Biopharmaceutical Clinuvel was the session’s big winner after surprising the market with record full-year revenue and profit. The share price surged 17.95 per cent to a two-year high after net profit more than doubled to $25.7 million.
Toll road operator Atlas Arteria climbed 6.83 per cent following yesterday’s well-received half-year result. A broker upgrade lifted Blackmores, another of yesterday’s reporters, 6.42 per cent to its highest since May 2019.
Defensive sectors outperformed. Healthcare, REITs and utilities rallied, along with industrials. At the heavyweight end of the market, Coles put on 1.42 per cent, CSL 0.96 per cent, Transurban 0.72 per cent and Newcrest 0.45 per cent.
Further down the food chain, Vicinity Centres added 3.01 per cent, Origin Energy 2.25 per cent, Scentre Group 2.19 per cent and Cleanaway Waste 1.95 per cent.
Among companies reporting, Prime Media jumped 6.25 per cent, Waypoint 1.11 per cent and Avita Medical 7.63 per cent. Australian Finance Group declined 1.01 per cent, NextDC 5.42 per cent and Dusk Group 2.74 per cent. Resolute Mining was flat.
Mayne Pharma fell 11.86 per cent after reporting an 18 per cent decline in full-year earnings to $66.1 million. The company said its US generic drug business had been impacted by competition, Covid and negative currency movements.
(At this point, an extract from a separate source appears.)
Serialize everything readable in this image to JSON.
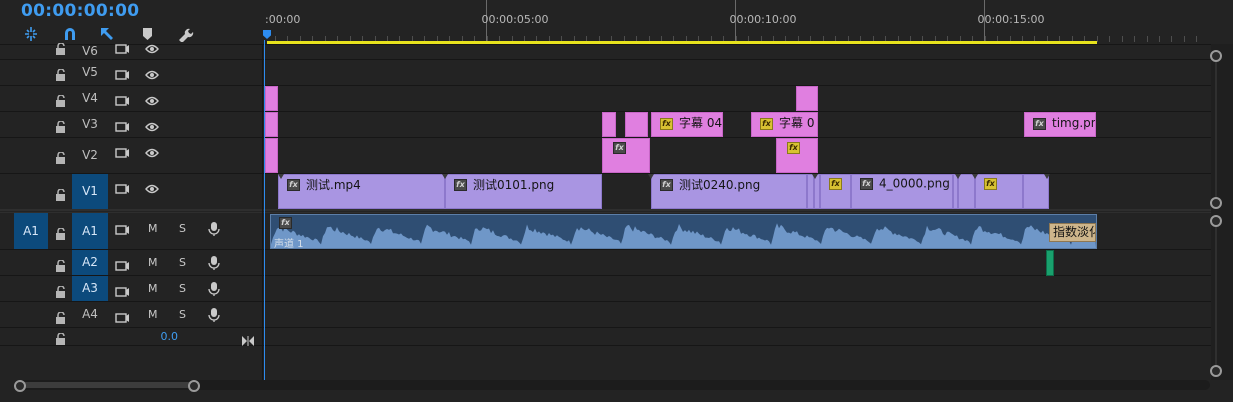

Previously-announced impairments contributed to a net loss of $208.4 million.
Lynas Rare Earths eased 3.6 per cent after CEO and Managing Director Amanda Lacaze warned Malaysia’s struggle to contain Covid-19 may “from time to time, affect our production outcomes”. The company reported a record full-year net profit of $157.1 million.
While Wesfarmers was the biggest drag at the pointy end of the market, Aristocrat Leisure fell 2.13 per cent, Afterpay 1.42 per cent and BHP 0.56 per cent.
Yesterday’s best performer, Kuniko, tanked more than 25 per cent before trimming its fall to 5.99 per cent. Shares in the Norway-focussed copper and battery metals explorer surged from a listing price of 20 cents to $3.60 yesterday, prompting a “Please Explain” from the ASX. The company said exploration activities had commenced at two of its projects.
Bega Cheese ended flat despite more than tripling full-year profit to $72.2 million. The company more than doubled in size during the year by acquiring Lion Dairy and Drinks. Chinese demand for infant formula softened as the diagou channel dried up.
US futures rallied as key Asian markets advanced. China’s Shanghai Composite rose 0.41 per cent and Hong Kong’s Hang Seng 0.11 per cent. Japan’s Nikkei dipped 0.41 per cent and the Asia Dow 0.11 per cent.
S&P 500 futures climbed nine points or 0.2 per cent.
Oil clawed back most of last night’s loss. Brent crude rallied 88 US cents or 1.25 per cent to US$71.06 a barrel.
Gold firmed US$9.10 or 0.5 per cent to US$1,804.30 an ounce.
The dollar edged up 0.08 per cent to 72.44 US cents.